The records that follow should be retyped word for word.

BEGIN RECORDS TO PROCESS

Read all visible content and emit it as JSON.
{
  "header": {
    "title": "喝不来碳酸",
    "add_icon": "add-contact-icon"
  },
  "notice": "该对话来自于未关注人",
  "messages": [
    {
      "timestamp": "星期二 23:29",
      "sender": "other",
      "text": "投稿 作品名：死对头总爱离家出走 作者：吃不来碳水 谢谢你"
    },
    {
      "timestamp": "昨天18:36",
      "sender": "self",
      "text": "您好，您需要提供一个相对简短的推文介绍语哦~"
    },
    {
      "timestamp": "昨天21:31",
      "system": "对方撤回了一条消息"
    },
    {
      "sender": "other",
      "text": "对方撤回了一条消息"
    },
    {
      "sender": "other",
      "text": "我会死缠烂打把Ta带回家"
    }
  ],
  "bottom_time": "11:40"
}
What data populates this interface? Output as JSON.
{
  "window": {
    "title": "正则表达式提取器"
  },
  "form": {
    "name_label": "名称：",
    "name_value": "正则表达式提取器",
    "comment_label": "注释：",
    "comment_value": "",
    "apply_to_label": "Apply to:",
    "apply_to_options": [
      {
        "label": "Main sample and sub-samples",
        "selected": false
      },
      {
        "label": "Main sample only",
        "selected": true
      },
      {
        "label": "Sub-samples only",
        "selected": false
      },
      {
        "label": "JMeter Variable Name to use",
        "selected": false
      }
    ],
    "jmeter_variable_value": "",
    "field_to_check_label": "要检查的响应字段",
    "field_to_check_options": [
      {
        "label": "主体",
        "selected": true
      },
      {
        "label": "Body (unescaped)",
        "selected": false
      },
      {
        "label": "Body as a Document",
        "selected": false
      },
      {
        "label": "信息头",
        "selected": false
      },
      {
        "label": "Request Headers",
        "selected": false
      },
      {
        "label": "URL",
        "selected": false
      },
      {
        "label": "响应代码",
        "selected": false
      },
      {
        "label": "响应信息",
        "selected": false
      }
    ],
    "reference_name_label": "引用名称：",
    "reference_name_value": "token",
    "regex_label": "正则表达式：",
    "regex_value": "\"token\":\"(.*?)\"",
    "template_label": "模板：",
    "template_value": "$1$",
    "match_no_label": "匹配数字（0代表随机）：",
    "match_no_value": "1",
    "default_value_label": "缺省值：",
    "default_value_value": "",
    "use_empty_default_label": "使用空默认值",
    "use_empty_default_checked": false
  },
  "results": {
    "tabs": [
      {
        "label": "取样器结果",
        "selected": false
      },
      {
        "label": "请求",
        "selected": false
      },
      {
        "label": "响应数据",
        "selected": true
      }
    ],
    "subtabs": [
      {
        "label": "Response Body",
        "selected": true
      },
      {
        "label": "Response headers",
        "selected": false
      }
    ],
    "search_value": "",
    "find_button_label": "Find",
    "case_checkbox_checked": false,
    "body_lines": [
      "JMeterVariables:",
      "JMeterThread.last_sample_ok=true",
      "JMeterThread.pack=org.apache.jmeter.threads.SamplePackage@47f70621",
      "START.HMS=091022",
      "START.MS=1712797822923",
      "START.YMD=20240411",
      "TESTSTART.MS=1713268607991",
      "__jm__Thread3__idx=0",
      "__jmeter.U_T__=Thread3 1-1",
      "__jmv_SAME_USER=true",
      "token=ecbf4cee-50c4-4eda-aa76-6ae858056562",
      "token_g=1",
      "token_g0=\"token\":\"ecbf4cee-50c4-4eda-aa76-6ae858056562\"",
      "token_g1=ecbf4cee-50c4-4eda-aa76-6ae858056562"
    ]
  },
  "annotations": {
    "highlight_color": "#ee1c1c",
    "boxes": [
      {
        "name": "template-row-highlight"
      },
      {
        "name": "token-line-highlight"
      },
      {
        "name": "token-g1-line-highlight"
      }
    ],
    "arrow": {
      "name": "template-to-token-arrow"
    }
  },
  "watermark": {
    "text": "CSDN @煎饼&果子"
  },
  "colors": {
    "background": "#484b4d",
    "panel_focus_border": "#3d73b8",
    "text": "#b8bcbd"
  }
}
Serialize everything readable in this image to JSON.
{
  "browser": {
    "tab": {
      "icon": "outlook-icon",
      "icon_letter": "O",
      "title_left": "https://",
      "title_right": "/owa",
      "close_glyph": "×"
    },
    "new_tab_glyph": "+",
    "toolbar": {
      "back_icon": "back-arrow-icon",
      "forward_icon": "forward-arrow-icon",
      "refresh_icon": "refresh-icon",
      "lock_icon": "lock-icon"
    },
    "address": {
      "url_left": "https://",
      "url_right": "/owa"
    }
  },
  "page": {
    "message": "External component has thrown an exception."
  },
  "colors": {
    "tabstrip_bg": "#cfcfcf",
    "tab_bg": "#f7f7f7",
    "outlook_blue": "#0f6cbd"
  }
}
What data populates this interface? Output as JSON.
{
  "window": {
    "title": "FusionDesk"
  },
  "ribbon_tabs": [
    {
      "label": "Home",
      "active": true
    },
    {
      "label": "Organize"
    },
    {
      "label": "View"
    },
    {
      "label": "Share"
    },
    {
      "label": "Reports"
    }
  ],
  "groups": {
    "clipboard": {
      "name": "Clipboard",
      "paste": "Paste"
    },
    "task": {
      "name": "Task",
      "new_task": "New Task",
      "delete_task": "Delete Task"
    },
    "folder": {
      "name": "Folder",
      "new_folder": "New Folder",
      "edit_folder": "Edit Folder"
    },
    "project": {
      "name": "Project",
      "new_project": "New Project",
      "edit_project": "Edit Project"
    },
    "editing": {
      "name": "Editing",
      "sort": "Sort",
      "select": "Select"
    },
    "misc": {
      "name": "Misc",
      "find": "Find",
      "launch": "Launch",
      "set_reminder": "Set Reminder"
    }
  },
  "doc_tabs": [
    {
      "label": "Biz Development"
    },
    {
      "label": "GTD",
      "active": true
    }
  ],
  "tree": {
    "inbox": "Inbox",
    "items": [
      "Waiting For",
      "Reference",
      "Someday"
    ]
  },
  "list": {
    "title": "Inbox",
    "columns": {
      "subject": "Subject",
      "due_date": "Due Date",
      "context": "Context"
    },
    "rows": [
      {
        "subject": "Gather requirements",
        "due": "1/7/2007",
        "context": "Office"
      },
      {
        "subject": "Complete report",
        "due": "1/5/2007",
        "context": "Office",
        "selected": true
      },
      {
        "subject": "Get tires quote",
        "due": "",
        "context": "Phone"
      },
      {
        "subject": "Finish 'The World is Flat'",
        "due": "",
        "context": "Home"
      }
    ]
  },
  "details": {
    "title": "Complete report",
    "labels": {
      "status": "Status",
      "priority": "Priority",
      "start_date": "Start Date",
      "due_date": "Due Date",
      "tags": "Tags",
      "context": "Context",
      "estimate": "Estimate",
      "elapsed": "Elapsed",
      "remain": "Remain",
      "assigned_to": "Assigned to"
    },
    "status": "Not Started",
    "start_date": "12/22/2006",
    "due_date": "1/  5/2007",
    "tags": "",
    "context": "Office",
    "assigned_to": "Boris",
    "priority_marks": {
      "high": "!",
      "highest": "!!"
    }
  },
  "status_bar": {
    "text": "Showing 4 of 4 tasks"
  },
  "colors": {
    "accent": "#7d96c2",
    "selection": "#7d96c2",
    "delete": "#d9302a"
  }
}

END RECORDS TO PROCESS

PROBLEM SOLUTION |
Read all visible content and emit it as JSON.
{
  "header": {
    "title": "喝不来碳酸",
    "add_icon": "add-contact-icon"
  },
  "notice": "该对话来自于未关注人",
  "messages": [
    {
      "timestamp": "星期二 23:29",
      "sender": "other",
      "text": "投稿 作品名：死对头总爱离家出走 作者：吃不来碳水 谢谢你"
    },
    {
      "timestamp": "昨天18:36",
      "sender": "self",
      "text": "您好，您需要提供一个相对简短的推文介绍语哦~"
    },
    {
      "timestamp": "昨天21:31",
      "system": "对方撤回了一条消息"
    },
    {
      "sender": "other",
      "text": "对方撤回了一条消息"
    },
    {
      "sender": "other",
      "text": "我会死缠烂打把Ta带回家"
    }
  ],
  "bottom_time": "11:40"
}
What data populates this interface? Output as JSON.
{
  "window": {
    "title": "正则表达式提取器"
  },
  "form": {
    "name_label": "名称：",
    "name_value": "正则表达式提取器",
    "comment_label": "注释：",
    "comment_value": "",
    "apply_to_label": "Apply to:",
    "apply_to_options": [
      {
        "label": "Main sample and sub-samples",
        "selected": false
      },
      {
        "label": "Main sample only",
        "selected": true
      },
      {
        "label": "Sub-samples only",
        "selected": false
      },
      {
        "label": "JMeter Variable Name to use",
        "selected": false
      }
    ],
    "jmeter_variable_value": "",
    "field_to_check_label": "要检查的响应字段",
    "field_to_check_options": [
      {
        "label": "主体",
        "selected": true
      },
      {
        "label": "Body (unescaped)",
        "selected": false
      },
      {
        "label": "Body as a Document",
        "selected": false
      },
      {
        "label": "信息头",
        "selected": false
      },
      {
        "label": "Request Headers",
        "selected": false
      },
      {
        "label": "URL",
        "selected": false
      },
      {
        "label": "响应代码",
        "selected": false
      },
      {
        "label": "响应信息",
        "selected": false
      }
    ],
    "reference_name_label": "引用名称：",
    "reference_name_value": "token",
    "regex_label": "正则表达式：",
    "regex_value": "\"token\":\"(.*?)\"",
    "template_label": "模板：",
    "template_value": "$1$",
    "match_no_label": "匹配数字（0代表随机）：",
    "match_no_value": "1",
    "default_value_label": "缺省值：",
    "default_value_value": "",
    "use_empty_default_label": "使用空默认值",
    "use_empty_default_checked": false
  },
  "results": {
    "tabs": [
      {
        "label": "取样器结果",
        "selected": false
      },
      {
        "label": "请求",
        "selected": false
      },
      {
        "label": "响应数据",
        "selected": true
      }
    ],
    "subtabs": [
      {
        "label": "Response Body",
        "selected": true
      },
      {
        "label": "Response headers",
        "selected": false
      }
    ],
    "search_value": "",
    "find_button_label": "Find",
    "case_checkbox_checked": false,
    "body_lines": [
      "JMeterVariables:",
      "JMeterThread.last_sample_ok=true",
      "JMeterThread.pack=org.apache.jmeter.threads.SamplePackage@47f70621",
      "START.HMS=091022",
      "START.MS=1712797822923",
      "START.YMD=20240411",
      "TESTSTART.MS=1713268607991",
      "__jm__Thread3__idx=0",
      "__jmeter.U_T__=Thread3 1-1",
      "__jmv_SAME_USER=true",
      "token=ecbf4cee-50c4-4eda-aa76-6ae858056562",
      "token_g=1",
      "token_g0=\"token\":\"ecbf4cee-50c4-4eda-aa76-6ae858056562\"",
      "token_g1=ecbf4cee-50c4-4eda-aa76-6ae858056562"
    ]
  },
  "annotations": {
    "highlight_color": "#ee1c1c",
    "boxes": [
      {
        "name": "template-row-highlight"
      },
      {
        "name": "token-line-highlight"
      },
      {
        "name": "token-g1-line-highlight"
      }
    ],
    "arrow": {
      "name": "template-to-token-arrow"
    }
  },
  "watermark": {
    "text": "CSDN @煎饼&果子"
  },
  "colors": {
    "background": "#484b4d",
    "panel_focus_border": "#3d73b8",
    "text": "#b8bcbd"
  }
}
Serialize everything readable in this image to JSON.
{
  "browser": {
    "tab": {
      "icon": "outlook-icon",
      "icon_letter": "O",
      "title_left": "https://",
      "title_right": "/owa",
      "close_glyph": "×"
    },
    "new_tab_glyph": "+",
    "toolbar": {
      "back_icon": "back-arrow-icon",
      "forward_icon": "forward-arrow-icon",
      "refresh_icon": "refresh-icon",
      "lock_icon": "lock-icon"
    },
    "address": {
      "url_left": "https://",
      "url_right": "/owa"
    }
  },
  "page": {
    "message": "External component has thrown an exception."
  },
  "colors": {
    "tabstrip_bg": "#cfcfcf",
    "tab_bg": "#f7f7f7",
    "outlook_blue": "#0f6cbd"
  }
}
What data populates this interface? Output as JSON.
{
  "window": {
    "title": "FusionDesk"
  },
  "ribbon_tabs": [
    {
      "label": "Home",
      "active": true
    },
    {
      "label": "Organize"
    },
    {
      "label": "View"
    },
    {
      "label": "Share"
    },
    {
      "label": "Reports"
    }
  ],
  "groups": {
    "clipboard": {
      "name": "Clipboard",
      "paste": "Paste"
    },
    "task": {
      "name": "Task",
      "new_task": "New Task",
      "delete_task": "Delete Task"
    },
    "folder": {
      "name": "Folder",
      "new_folder": "New Folder",
      "edit_folder": "Edit Folder"
    },
    "project": {
      "name": "Project",
      "new_project": "New Project",
      "edit_project": "Edit Project"
    },
    "editing": {
      "name": "Editing",
      "sort": "Sort",
      "select": "Select"
    },
    "misc": {
      "name": "Misc",
      "find": "Find",
      "launch": "Launch",
      "set_reminder": "Set Reminder"
    }
  },
  "doc_tabs": [
    {
      "label": "Biz Development"
    },
    {
      "label": "GTD",
      "active": true
    }
  ],
  "tree": {
    "inbox": "Inbox",
    "items": [
      "Waiting For",
      "Reference",
      "Someday"
    ]
  },
  "list": {
    "title": "Inbox",
    "columns": {
      "subject": "Subject",
      "due_date": "Due Date",
      "context": "Context"
    },
    "rows": [
      {
        "subject": "Gather requirements",
        "due": "1/7/2007",
        "context": "Office"
      },
      {
        "subject": "Complete report",
        "due": "1/5/2007",
        "context": "Office",
        "selected": true
      },
      {
        "subject": "Get tires quote",
        "due": "",
        "context": "Phone"
      },
      {
        "subject": "Finish 'The World is Flat'",
        "due": "",
        "context": "Home"
      }
    ]
  },
  "details": {
    "title": "Complete report",
    "labels": {
      "status": "Status",
      "priority": "Priority",
      "start_date": "Start Date",
      "due_date": "Due Date",
      "tags": "Tags",
      "context": "Context",
      "estimate": "Estimate",
      "elapsed": "Elapsed",
      "remain": "Remain",
      "assigned_to": "Assigned to"
    },
    "status": "Not Started",
    "start_date": "12/22/2006",
    "due_date": "1/  5/2007",
    "tags": "",
    "context": "Office",
    "assigned_to": "Boris",
    "priority_marks": {
      "high": "!",
      "highest": "!!"
    }
  },
  "status_bar": {
    "text": "Showing 4 of 4 tasks"
  },
  "colors": {
    "accent": "#7d96c2",
    "selection": "#7d96c2",
    "delete": "#d9302a"
  }
}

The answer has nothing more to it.